ISOBEL EWING
Last updated 05:00 10/07/2014
SAM BOON

A ceremony is held to mark the start of the Vickers to City Highway upgrade in New Plymouth.

Relevant offers

News

Glitch means cash only for Wellington parking Airbag flaw apology as sixth death revealed Mighty Power mounts electric car charge New Wellington speed camera goes live Uber investigating executive privacy breach Ford Mondeo goes to war with Toyota Camry Honda previews new fuel-cell vehicle Planning urged to meet future motoring technology Ford Shelby GT350 Mustang returns Race track joy rider jailed for eight months

New Plymouth is grateful for the overhaul of its arterial road but Government commitment to the region should not stop there, the deputy mayor says.

Transport Minister Gerry Brownlee, New Zealand Transport Agency regional highways manager David McGonigal, deputy mayor Heather Dodunski and local MP Jonathan Young joined other dignitaries and iwi as the first sod was turned on the Vickers to City project yesterday.

The ceremony marked the start of a complete overhaul of the main route in and out of New Plymouth which will result in improved capacity, safety and new pedestrian and cycling facilities along more than 2km of State Highway 3 between Vickers Rd and the city.

The project involves two new bridges, better on- and off-road cycle routes, and upgrades to seven intersections.
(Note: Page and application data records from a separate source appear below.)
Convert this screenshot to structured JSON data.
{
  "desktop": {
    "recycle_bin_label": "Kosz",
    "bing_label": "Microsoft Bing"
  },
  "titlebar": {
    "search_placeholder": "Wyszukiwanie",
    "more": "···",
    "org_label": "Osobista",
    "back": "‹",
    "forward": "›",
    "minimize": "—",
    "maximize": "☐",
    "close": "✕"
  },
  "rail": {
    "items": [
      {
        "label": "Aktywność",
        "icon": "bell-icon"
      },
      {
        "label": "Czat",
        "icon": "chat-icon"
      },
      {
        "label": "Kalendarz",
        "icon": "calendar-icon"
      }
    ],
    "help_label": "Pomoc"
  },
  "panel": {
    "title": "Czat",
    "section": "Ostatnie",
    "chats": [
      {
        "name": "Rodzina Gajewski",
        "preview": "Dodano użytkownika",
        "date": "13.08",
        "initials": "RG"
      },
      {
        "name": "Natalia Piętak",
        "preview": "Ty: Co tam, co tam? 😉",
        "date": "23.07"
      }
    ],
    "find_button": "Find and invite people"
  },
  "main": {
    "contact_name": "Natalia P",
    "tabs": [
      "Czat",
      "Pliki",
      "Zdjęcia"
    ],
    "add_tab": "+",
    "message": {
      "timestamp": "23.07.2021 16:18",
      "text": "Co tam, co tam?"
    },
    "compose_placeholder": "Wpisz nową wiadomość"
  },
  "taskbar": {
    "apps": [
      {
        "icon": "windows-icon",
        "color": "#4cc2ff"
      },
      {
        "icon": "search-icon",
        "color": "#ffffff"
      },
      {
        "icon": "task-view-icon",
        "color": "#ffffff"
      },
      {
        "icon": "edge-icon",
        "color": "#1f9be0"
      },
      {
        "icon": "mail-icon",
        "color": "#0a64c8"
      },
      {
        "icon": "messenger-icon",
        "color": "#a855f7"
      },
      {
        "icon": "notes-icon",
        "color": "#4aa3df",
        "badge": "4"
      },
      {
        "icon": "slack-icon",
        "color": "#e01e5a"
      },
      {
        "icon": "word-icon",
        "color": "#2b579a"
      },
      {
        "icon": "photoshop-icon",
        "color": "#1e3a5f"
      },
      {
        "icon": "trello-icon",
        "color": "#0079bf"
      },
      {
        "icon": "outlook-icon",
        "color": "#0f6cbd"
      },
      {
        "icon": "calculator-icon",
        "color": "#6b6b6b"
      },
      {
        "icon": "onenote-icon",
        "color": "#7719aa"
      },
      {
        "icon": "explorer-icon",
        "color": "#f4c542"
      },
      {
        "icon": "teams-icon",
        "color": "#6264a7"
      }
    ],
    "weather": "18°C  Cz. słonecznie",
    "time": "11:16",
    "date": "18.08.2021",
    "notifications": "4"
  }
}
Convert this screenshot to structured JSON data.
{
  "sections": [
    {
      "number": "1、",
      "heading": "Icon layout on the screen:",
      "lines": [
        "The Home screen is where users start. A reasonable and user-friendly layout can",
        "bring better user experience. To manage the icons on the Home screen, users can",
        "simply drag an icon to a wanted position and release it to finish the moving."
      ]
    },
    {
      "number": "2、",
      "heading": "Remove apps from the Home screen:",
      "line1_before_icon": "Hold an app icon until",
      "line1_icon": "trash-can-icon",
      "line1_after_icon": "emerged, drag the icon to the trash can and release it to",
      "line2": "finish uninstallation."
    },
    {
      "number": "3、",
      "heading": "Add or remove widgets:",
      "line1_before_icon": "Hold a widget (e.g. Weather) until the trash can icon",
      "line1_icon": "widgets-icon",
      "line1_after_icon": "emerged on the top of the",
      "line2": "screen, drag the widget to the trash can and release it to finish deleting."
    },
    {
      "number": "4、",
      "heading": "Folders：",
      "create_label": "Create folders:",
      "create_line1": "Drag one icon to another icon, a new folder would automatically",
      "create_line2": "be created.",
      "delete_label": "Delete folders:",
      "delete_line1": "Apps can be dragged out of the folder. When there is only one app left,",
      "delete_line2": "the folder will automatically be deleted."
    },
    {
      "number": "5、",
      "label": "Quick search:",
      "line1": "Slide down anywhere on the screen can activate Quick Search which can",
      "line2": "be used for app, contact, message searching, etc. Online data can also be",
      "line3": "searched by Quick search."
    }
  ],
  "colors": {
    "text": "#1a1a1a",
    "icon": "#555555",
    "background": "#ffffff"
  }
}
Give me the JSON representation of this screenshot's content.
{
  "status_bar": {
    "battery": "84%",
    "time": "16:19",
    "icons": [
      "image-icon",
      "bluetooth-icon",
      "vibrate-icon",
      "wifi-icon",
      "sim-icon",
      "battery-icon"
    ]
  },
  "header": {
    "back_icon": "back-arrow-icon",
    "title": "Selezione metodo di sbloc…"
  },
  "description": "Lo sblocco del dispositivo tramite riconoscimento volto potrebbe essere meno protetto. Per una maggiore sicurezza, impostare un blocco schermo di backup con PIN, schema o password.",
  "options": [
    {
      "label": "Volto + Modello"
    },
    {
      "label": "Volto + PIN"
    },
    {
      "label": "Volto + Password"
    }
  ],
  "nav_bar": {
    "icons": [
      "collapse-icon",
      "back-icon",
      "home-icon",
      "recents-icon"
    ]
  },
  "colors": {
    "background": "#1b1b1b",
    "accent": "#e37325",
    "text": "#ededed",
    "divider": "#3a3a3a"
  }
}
Brownlee turned the first sod as a crowd looked on, huddled under umbrellas on a typically wet and windy winter Taranaki day.

"I can assure you it's never this cold in Canterbury," he said.

Brownlee said Taranaki boasted some of the most encouraging economic growth in the country, with one of the fastest expanding regional economies since 2007.

"We recognise that Taranaki is helping to lead the way as our nation's economy continues to grow, and we'll make even swifter headway when this major bottleneck is removed."

Dodunski congratulated the number of people who stood their ground and kept fighting for the development to happen.

Taranaki was thriving and this should not be forgotten, she said. "We acknowledge contributions from the Government but we always want to make sure you are aware we will expect ongoing financial commitment to our region."

McGonigal said the upgrade would mean shorter trips, fewer crashes, and the luxury of having a much clearer idea of how long trips will take.

The project will also improve walking and cycling facilities, allowing cyclists to use dedicated on- and off-road facilities along the highway.

The second bridge at Waiwhakaiho would mean that if one bridge was blocked by a crash, traffic could be diverted.

Construction of the Vickers to City project is due to be completed in early 2016.

Ad Feedback

- Taranaki Daily News

Comments

Special offers

Featured Promotions

Sponsored Content